Every line in the records below with the string "πεδίο" is to be copied out.

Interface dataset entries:
_ _ _ _ _

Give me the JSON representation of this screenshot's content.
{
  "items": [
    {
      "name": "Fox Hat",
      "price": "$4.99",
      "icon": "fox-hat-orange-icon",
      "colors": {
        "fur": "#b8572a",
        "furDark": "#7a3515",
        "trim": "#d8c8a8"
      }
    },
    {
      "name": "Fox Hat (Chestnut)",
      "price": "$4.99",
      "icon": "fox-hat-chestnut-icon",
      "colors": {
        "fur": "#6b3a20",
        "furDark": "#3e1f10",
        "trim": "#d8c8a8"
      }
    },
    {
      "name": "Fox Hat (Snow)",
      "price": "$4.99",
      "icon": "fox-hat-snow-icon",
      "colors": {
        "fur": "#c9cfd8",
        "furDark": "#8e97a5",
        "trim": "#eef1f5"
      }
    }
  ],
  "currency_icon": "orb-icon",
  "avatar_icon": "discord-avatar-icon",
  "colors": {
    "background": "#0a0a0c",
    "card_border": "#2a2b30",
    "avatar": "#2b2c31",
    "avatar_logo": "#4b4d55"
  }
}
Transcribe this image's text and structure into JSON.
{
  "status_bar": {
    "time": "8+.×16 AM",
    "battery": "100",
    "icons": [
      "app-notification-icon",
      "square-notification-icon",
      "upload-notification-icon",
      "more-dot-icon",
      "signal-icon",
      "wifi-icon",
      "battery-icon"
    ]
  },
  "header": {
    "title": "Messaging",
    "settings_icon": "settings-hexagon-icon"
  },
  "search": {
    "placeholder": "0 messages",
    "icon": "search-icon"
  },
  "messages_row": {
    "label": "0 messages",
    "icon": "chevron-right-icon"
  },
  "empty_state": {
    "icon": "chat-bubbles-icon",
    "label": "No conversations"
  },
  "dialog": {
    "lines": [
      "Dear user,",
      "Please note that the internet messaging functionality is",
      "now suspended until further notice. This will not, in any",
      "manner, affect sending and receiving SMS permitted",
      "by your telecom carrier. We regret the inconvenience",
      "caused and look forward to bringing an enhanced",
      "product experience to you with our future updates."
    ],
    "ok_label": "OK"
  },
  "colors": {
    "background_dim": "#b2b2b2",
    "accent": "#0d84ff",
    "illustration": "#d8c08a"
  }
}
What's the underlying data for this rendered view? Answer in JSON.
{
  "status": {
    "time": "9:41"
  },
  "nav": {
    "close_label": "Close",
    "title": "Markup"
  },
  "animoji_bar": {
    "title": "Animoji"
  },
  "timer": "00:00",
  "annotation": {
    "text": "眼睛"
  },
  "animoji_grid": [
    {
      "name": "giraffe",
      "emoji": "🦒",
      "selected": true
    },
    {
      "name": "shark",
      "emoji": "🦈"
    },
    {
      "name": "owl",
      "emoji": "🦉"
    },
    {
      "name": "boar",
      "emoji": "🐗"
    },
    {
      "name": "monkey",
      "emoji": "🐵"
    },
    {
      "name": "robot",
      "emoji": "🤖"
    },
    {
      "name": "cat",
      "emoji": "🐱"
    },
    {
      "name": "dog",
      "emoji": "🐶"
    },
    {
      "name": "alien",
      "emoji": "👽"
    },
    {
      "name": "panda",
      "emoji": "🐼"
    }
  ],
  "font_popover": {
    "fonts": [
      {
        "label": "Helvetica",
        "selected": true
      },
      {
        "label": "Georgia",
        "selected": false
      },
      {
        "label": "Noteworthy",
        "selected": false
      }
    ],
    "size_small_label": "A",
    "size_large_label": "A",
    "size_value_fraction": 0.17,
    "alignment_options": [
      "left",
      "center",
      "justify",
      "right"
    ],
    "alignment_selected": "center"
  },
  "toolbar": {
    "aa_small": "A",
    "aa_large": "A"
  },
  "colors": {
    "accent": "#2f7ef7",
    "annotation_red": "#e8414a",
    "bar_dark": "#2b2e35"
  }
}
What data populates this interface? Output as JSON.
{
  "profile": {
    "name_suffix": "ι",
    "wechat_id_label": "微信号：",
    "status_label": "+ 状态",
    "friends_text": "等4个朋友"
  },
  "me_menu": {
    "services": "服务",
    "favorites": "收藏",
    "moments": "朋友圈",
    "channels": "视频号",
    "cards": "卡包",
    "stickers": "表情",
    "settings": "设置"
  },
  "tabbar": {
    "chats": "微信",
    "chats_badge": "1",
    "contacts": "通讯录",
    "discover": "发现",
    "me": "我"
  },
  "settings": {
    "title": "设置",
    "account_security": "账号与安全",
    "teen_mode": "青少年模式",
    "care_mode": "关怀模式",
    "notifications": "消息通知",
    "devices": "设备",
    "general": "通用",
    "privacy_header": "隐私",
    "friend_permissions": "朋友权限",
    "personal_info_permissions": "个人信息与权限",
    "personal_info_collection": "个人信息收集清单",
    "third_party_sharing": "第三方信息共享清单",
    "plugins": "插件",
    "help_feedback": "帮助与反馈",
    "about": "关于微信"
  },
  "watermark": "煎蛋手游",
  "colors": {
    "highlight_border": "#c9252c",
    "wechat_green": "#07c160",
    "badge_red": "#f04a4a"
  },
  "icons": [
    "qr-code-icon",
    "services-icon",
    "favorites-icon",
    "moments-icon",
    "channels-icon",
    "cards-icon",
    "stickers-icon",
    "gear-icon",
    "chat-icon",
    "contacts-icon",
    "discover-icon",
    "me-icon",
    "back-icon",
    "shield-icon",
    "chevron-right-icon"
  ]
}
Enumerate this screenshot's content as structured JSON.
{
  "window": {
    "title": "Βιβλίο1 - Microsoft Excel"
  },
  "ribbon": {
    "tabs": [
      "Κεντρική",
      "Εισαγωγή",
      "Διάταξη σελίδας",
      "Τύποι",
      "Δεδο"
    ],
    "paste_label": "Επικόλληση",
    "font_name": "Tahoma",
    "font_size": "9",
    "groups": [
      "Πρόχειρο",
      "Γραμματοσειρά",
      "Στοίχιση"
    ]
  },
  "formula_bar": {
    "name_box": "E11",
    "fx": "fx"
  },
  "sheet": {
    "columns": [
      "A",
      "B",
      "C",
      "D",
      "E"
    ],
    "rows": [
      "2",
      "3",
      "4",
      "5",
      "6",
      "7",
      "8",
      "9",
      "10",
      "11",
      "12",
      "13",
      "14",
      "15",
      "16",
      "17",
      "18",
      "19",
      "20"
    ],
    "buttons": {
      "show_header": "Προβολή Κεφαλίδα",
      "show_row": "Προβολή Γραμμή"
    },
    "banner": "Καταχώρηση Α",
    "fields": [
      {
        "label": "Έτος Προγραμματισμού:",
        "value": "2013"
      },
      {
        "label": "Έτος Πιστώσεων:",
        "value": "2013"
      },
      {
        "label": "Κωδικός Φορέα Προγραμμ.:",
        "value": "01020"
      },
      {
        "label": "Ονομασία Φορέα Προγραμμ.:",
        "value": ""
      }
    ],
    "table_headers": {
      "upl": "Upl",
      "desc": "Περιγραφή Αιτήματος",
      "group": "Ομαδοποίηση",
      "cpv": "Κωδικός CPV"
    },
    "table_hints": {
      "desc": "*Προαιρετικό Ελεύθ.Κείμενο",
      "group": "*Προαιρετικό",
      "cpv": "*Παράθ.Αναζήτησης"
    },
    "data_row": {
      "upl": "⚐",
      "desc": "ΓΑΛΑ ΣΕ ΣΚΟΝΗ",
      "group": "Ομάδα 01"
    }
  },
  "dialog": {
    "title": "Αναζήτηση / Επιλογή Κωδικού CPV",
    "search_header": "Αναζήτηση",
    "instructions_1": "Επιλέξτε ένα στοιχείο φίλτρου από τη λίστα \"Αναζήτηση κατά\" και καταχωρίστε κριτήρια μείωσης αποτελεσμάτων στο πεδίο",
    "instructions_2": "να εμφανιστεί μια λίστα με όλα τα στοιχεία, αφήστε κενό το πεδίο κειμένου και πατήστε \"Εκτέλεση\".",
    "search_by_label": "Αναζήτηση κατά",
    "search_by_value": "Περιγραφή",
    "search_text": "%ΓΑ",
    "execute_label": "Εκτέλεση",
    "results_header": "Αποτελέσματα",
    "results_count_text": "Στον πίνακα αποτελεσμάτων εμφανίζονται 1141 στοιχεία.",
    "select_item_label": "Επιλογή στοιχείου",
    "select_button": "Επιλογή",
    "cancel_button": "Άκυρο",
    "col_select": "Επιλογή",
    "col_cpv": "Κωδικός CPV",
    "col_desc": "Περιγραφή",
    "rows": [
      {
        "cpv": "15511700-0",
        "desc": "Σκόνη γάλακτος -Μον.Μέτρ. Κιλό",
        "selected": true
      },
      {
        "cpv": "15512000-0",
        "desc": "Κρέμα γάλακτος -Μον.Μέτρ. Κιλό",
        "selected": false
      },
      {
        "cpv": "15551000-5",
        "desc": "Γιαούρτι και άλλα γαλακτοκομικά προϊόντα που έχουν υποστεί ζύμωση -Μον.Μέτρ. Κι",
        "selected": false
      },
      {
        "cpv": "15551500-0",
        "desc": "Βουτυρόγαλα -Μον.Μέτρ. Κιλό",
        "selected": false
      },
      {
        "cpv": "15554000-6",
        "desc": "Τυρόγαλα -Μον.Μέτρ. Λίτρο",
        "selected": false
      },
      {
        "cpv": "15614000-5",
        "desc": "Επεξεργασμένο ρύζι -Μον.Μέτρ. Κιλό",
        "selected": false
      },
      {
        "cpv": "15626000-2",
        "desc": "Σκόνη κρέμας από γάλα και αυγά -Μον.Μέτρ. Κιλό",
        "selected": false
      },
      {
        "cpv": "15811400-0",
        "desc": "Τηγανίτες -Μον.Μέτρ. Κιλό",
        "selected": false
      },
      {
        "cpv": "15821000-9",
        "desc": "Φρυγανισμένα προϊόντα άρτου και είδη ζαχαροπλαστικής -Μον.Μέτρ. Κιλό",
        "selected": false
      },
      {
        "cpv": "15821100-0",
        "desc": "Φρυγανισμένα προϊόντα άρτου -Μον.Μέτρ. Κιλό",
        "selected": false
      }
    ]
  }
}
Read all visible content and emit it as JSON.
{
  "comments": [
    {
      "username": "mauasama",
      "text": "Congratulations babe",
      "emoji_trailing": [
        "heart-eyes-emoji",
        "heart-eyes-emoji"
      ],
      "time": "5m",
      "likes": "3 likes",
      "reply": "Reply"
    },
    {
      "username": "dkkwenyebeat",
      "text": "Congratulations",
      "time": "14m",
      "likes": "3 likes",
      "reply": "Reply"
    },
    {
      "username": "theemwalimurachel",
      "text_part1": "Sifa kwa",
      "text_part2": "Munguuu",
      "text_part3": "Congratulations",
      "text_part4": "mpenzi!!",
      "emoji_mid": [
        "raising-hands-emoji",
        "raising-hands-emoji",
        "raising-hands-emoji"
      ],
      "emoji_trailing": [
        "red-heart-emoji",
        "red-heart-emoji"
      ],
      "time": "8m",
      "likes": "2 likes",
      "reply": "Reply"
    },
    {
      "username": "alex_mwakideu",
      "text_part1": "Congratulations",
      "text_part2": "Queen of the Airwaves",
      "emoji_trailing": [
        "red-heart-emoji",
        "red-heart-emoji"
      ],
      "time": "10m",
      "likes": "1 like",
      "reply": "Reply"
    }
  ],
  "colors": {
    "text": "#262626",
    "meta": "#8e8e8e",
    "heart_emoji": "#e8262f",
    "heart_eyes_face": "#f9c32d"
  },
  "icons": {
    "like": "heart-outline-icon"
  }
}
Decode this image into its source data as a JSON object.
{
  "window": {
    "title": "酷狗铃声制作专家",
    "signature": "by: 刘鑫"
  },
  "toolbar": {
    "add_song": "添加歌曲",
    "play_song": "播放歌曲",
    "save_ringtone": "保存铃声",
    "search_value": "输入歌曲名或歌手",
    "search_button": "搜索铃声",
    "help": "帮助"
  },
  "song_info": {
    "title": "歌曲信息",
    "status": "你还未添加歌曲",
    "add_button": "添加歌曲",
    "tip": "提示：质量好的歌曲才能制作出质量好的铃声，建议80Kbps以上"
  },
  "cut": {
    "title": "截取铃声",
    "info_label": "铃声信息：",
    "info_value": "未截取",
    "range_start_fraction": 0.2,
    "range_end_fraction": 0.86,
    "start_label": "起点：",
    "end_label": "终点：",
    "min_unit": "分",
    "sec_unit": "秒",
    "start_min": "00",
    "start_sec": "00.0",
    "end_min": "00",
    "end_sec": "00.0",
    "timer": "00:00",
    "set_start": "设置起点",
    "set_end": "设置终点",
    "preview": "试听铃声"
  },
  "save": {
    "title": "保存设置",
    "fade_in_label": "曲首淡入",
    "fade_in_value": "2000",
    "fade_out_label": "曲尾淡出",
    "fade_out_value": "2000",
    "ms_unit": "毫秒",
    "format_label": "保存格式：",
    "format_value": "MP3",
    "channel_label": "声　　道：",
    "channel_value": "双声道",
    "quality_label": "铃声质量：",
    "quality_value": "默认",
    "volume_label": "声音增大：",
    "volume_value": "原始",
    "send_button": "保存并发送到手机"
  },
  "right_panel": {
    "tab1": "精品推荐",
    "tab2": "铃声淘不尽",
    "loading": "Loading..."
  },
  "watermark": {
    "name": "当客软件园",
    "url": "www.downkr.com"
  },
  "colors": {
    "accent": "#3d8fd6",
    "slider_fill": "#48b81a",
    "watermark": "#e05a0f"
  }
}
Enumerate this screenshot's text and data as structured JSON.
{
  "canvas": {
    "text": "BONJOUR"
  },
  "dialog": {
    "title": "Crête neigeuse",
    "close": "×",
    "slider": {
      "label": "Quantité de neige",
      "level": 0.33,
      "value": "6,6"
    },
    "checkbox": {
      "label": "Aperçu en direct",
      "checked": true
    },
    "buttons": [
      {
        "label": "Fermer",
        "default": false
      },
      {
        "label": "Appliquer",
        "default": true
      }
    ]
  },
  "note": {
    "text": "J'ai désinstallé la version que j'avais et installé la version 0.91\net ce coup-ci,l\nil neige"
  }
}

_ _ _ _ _

Answer space:
    "instructions_1": "Επιλέξτε ένα στοιχείο φίλτρου από τη λίστα \"Αναζήτηση κατά\" και καταχωρίστε κριτήρια μείωσης αποτελεσμάτων στο πεδίο",
    "instructions_2": "να εμφανιστεί μια λίστα με όλα τα στοιχεία, αφήστε κενό το πεδίο κειμένου και πατήστε \"Εκτέλεση\".",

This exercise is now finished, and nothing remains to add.